Below are lines of data; give the number of them that contain "this", and only that.
*** Available records ***
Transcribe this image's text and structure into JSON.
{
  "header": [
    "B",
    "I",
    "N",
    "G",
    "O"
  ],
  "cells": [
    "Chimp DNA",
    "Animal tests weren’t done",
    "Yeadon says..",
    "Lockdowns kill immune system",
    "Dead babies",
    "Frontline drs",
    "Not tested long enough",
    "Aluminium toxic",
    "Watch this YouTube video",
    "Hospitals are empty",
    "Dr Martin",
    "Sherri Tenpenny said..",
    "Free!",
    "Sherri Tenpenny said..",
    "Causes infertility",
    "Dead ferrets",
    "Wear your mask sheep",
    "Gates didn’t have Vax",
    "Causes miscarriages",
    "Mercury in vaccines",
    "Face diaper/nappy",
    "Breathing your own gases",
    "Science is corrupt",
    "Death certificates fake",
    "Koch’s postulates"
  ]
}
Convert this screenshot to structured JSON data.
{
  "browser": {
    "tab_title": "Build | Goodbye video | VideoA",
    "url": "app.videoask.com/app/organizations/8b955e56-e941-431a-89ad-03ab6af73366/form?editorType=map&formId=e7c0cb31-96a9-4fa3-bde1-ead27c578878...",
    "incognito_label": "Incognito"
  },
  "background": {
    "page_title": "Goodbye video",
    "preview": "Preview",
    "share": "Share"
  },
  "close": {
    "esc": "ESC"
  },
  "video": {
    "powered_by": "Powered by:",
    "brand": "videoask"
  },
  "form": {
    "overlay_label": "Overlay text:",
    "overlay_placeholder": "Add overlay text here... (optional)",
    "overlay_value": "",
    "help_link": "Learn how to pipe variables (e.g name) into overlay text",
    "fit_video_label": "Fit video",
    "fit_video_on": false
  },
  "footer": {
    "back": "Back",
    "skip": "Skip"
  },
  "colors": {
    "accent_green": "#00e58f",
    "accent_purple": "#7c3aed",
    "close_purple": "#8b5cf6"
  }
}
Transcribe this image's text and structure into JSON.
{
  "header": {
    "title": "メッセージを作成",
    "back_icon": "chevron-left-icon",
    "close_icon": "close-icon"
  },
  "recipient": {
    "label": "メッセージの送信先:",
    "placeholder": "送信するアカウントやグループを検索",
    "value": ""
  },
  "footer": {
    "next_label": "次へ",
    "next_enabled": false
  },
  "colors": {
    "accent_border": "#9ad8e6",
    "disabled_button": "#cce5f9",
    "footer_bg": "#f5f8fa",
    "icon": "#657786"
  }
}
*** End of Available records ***
# Task result
4